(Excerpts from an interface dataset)

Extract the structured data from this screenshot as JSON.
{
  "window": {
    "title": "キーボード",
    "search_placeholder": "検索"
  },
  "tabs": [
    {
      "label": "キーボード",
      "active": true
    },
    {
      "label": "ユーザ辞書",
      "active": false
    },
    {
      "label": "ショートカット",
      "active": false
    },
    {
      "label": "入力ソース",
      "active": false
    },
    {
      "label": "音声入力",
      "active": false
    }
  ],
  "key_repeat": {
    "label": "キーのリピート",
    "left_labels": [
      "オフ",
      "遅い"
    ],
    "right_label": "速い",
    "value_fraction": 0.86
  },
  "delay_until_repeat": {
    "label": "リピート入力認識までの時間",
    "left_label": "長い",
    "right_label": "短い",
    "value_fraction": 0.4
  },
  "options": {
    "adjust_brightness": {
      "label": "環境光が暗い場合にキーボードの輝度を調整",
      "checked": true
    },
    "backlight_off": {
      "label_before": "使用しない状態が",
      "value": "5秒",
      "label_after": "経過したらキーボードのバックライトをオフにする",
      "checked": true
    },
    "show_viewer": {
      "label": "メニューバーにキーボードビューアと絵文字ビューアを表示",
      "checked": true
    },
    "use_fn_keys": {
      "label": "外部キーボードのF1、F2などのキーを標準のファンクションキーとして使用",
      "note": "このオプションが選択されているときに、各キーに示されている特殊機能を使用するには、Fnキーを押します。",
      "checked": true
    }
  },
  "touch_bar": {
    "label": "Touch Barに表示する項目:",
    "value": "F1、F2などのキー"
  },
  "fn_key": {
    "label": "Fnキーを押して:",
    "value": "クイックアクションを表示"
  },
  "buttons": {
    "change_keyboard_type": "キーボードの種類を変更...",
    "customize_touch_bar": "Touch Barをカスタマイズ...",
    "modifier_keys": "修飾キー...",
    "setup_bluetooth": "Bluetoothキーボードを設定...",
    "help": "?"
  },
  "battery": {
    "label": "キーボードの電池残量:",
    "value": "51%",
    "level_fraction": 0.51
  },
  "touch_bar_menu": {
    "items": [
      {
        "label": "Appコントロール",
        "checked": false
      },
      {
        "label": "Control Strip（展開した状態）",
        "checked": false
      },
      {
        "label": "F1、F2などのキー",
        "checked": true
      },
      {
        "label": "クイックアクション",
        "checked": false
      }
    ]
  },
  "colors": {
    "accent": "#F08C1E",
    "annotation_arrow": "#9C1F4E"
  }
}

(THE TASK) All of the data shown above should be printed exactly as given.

(YOUR SOLUTION)
Extract the structured data from this screenshot as JSON.
{
  "window": {
    "title": "キーボード",
    "search_placeholder": "検索"
  },
  "tabs": [
    {
      "label": "キーボード",
      "active": true
    },
    {
      "label": "ユーザ辞書",
      "active": false
    },
    {
      "label": "ショートカット",
      "active": false
    },
    {
      "label": "入力ソース",
      "active": false
    },
    {
      "label": "音声入力",
      "active": false
    }
  ],
  "key_repeat": {
    "label": "キーのリピート",
    "left_labels": [
      "オフ",
      "遅い"
    ],
    "right_label": "速い",
    "value_fraction": 0.86
  },
  "delay_until_repeat": {
    "label": "リピート入力認識までの時間",
    "left_label": "長い",
    "right_label": "短い",
    "value_fraction": 0.4
  },
  "options": {
    "adjust_brightness": {
      "label": "環境光が暗い場合にキーボードの輝度を調整",
      "checked": true
    },
    "backlight_off": {
      "label_before": "使用しない状態が",
      "value": "5秒",
      "label_after": "経過したらキーボードのバックライトをオフにする",
      "checked": true
    },
    "show_viewer": {
      "label": "メニューバーにキーボードビューアと絵文字ビューアを表示",
      "checked": true
    },
    "use_fn_keys": {
      "label": "外部キーボードのF1、F2などのキーを標準のファンクションキーとして使用",
      "note": "このオプションが選択されているときに、各キーに示されている特殊機能を使用するには、Fnキーを押します。",
      "checked": true
    }
  },
  "touch_bar": {
    "label": "Touch Barに表示する項目:",
    "value": "F1、F2などのキー"
  },
  "fn_key": {
    "label": "Fnキーを押して:",
    "value": "クイックアクションを表示"
  },
  "buttons": {
    "change_keyboard_type": "キーボードの種類を変更...",
    "customize_touch_bar": "Touch Barをカスタマイズ...",
    "modifier_keys": "修飾キー...",
    "setup_bluetooth": "Bluetoothキーボードを設定...",
    "help": "?"
  },
  "battery": {
    "label": "キーボードの電池残量:",
    "value": "51%",
    "level_fraction": 0.51
  },
  "touch_bar_menu": {
    "items": [
      {
        "label": "Appコントロール",
        "checked": false
      },
      {
        "label": "Control Strip（展開した状態）",
        "checked": false
      },
      {
        "label": "F1、F2などのキー",
        "checked": true
      },
      {
        "label": "クイックアクション",
        "checked": false
      }
    ]
  },
  "colors": {
    "accent": "#F08C1E",
    "annotation_arrow": "#9C1F4E"
  }
}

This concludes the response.